These basic labour values, which I would describe as part of our values of compassion and fairness have to be stated clearly, unequivocally and with passion and with courage, then, the next bit is, given complete policy definition in terms of what we mean by that.
That said, how limited are the policy parameters in a globalised economy?
Well, the neo-liberal economic consensus has - and I have written about this in a book on globalisation edited by the Evatt Foundation last year - the neo-liberal economic consensus and neo-liberal globalisation has meant that there has been a global constraint placed upon public outrage across developing economies because the overwhelming principle of that consensus is that public sectors should do less and private sectors should do more.
The challenge for the Centre Left is to take that head on because what we are seeing more and more and more, is that with the failure of institutions there is an emerging interest and demand on the part of working people everywhere for government to re-assess its role.
I don't see any problem with that. I think it is the right thing to do. If government doesn't intervene equity will never be guaranteed. The quality of opportunity will never be guaranteed.

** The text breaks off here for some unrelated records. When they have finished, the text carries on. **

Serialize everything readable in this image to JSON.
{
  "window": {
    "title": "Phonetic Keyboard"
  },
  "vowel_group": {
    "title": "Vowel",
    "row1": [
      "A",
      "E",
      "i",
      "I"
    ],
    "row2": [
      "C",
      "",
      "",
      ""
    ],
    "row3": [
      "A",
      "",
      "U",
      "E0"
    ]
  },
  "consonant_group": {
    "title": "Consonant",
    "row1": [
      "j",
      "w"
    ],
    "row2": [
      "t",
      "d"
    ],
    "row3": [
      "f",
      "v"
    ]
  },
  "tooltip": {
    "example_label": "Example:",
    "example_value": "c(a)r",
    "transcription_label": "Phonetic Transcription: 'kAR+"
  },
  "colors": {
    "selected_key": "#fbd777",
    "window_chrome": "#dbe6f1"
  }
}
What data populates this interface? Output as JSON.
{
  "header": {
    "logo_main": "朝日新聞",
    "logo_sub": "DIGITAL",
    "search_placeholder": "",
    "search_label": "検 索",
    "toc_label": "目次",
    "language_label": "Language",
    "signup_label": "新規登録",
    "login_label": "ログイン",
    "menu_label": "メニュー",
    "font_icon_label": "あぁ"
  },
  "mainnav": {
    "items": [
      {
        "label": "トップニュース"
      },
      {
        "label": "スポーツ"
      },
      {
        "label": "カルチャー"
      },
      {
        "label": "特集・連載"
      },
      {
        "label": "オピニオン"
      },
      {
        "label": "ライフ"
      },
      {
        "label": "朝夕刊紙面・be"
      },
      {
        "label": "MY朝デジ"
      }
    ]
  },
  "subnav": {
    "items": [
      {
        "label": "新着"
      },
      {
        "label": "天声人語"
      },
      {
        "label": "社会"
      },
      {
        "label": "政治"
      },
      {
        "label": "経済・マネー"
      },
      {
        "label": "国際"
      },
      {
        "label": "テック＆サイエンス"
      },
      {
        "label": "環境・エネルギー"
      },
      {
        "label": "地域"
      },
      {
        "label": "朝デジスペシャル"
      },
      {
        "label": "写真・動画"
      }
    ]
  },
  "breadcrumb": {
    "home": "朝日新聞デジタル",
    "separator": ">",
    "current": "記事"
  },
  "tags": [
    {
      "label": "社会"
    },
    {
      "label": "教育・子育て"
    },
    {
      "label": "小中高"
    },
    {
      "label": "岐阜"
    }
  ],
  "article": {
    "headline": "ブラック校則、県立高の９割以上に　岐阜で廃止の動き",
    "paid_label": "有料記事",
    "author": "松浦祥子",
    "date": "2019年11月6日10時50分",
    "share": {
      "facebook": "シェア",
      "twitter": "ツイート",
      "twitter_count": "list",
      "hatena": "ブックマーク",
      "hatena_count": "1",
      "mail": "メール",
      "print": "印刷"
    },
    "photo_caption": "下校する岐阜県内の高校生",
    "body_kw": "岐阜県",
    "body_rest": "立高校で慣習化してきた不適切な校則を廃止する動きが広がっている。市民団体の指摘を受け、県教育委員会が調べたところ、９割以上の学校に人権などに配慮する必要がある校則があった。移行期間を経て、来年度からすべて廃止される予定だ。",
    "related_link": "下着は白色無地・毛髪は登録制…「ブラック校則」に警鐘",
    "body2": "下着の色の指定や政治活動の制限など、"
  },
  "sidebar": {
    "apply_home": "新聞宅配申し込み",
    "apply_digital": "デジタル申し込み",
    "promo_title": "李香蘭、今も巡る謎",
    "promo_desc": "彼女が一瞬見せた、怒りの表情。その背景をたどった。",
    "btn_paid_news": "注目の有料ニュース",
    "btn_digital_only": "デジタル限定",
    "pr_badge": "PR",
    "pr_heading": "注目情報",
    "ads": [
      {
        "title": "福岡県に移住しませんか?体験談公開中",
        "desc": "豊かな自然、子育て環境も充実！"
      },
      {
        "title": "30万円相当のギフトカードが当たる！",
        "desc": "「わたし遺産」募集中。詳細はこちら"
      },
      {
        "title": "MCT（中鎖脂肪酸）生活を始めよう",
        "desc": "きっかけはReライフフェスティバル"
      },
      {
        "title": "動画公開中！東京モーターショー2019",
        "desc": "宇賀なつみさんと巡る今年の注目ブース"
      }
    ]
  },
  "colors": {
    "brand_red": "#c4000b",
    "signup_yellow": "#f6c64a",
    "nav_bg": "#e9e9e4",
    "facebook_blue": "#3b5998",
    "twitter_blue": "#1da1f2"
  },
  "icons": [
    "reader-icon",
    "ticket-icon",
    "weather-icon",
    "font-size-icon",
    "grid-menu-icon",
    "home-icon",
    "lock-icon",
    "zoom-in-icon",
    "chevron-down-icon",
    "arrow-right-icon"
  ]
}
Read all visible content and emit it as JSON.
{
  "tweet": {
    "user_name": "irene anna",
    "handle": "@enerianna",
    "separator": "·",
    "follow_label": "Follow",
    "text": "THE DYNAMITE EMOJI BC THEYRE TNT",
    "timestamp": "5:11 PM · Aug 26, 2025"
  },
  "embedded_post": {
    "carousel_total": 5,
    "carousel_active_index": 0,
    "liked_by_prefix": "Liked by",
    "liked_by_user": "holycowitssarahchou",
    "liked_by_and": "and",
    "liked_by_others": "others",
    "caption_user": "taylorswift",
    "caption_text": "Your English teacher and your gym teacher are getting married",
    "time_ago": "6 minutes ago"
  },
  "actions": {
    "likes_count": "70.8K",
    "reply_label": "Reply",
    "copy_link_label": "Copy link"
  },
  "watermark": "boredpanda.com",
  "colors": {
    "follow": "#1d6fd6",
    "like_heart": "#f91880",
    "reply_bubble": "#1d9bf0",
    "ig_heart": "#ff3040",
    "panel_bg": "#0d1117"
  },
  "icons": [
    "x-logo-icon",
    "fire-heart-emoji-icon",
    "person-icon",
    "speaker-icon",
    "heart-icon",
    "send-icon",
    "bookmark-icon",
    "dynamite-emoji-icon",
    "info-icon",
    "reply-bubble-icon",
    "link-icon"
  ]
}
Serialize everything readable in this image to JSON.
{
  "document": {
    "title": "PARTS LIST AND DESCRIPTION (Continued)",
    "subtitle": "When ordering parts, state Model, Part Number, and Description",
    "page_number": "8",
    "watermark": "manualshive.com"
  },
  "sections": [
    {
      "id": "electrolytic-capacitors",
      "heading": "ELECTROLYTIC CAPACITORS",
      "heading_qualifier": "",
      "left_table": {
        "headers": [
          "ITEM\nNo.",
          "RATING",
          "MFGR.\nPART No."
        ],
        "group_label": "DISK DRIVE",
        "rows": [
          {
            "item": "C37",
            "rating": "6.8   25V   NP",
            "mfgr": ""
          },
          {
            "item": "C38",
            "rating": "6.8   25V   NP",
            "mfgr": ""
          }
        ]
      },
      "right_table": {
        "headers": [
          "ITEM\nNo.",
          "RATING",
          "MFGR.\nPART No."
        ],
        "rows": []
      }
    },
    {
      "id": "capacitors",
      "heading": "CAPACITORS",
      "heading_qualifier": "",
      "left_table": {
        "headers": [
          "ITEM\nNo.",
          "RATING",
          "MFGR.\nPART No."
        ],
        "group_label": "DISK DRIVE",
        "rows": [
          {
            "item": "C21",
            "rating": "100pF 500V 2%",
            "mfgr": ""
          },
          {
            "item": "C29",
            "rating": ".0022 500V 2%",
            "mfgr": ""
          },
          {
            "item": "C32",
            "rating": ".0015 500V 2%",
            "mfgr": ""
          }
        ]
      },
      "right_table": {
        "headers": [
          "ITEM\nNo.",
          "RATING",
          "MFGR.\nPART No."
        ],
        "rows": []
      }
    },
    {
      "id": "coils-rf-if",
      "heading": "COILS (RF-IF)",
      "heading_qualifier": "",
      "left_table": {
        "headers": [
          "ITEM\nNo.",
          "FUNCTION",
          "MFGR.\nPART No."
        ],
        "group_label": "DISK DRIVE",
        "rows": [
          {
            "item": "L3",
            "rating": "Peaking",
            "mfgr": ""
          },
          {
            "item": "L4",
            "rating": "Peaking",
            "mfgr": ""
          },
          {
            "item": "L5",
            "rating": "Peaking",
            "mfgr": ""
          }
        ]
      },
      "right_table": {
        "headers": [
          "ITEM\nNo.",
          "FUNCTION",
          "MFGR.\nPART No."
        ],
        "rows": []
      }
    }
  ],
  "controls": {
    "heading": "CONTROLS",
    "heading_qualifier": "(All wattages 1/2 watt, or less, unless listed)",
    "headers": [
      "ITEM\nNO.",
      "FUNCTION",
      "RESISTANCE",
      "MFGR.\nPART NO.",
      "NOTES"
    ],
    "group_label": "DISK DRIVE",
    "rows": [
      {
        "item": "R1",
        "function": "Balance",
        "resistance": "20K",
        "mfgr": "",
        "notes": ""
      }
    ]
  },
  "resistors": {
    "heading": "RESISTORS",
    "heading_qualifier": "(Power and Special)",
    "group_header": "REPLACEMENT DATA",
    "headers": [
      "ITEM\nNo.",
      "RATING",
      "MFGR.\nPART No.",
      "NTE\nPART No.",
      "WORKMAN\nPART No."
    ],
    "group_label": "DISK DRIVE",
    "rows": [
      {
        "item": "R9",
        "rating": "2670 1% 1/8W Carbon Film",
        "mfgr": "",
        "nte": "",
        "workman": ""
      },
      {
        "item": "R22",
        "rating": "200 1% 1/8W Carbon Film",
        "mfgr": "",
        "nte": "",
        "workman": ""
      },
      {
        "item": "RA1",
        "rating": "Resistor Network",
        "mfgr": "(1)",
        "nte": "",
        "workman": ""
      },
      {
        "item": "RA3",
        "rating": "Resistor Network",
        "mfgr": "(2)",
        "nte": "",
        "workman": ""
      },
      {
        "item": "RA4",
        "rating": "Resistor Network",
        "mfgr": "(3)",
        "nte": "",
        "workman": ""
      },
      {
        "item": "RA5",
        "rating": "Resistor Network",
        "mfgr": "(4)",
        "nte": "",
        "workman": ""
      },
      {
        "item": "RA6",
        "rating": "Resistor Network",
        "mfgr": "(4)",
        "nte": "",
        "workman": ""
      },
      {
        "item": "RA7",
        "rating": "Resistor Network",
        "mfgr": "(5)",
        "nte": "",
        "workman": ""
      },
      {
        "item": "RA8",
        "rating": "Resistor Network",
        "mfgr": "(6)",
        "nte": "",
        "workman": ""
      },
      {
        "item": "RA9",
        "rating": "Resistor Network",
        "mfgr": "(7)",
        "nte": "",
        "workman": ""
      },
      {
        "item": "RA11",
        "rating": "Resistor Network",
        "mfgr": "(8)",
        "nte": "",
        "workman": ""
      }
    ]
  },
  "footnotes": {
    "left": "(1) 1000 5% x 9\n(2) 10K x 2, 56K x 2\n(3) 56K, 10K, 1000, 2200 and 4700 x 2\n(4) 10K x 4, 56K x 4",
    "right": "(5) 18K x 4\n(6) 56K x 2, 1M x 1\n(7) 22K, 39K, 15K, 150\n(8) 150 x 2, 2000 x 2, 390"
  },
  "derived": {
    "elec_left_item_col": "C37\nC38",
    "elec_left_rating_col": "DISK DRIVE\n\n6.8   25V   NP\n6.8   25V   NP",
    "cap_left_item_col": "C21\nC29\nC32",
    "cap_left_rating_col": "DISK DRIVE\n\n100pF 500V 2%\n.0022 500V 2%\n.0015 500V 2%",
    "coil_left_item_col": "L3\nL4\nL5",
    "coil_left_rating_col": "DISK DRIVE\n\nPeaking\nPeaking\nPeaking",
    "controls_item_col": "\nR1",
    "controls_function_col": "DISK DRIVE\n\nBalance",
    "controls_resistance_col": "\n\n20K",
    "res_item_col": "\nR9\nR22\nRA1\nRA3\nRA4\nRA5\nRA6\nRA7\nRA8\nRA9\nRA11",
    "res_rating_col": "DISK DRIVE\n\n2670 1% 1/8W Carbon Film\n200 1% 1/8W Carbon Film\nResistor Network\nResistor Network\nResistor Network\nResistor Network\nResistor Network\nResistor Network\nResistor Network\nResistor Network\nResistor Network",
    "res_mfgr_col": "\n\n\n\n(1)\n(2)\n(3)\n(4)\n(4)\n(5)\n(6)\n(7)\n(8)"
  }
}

And if to obtain those things means putting your hand in your pocket to fund the programs which deliver equity - and it that means challenging the neo-liberal economic consensus, then it is probably about time we did so.
Finally, it seems to be a truism that Labor needs optimistic times to thrive. How much do you think federal Labor at the moment - its political fortunes are at the mercy of external events?
A lot of people assume that an adverse security policy environment is by definition bad for Labor. I would argue that people need to re-read their history books before reaching that conclusion. Where did the Australian people turn when the war clouds gathered in 1914? Well, they turned from the Conservatives to Labor under Andrew Fisher. Where did the Australian people turn when the war clouds gathered again in the late '30s and early '40s? They turned from the Conservatives to Labor under Curtin, and then Chifley. I think when the chips have been down and this country's security has been under threat, the history of this country is that its people have actually turned to us because they have seen us a representing an independent view of how to maintain this country's security.
Those principles are alive today as well, because the events post Bali, which everyone in this country is now concerned about, means first and foremost in the tradition of Curtin, our responsibility as a Party, as an Opposition and as a potential Government, you argue the centrality of this region in terms of guaranteeing the security of Australia. That was Curtin's message to Churchill in '41, it is our message also today, both to the Americans, and to the British and to Howard. This is where our security must first and foremost be secured. For those reasons, if we argue that case well, then both logic and passion will prevail.
I don't actually take a dim pessimistic view; but in the presence of an adverse security environment, that simply delivers the political agendas to the Conservatives by default, we have got to embrace the security policy agenda; argue a robust, tough and hard line on that security policy agenda, because that is what working people want; and at the same time argue it, with the absolute focus of this region where geography has placed us.
|Search All Issues | Latest Issue | Previous Issues | Print Latest Issue|
© 1999-2002 Workers Online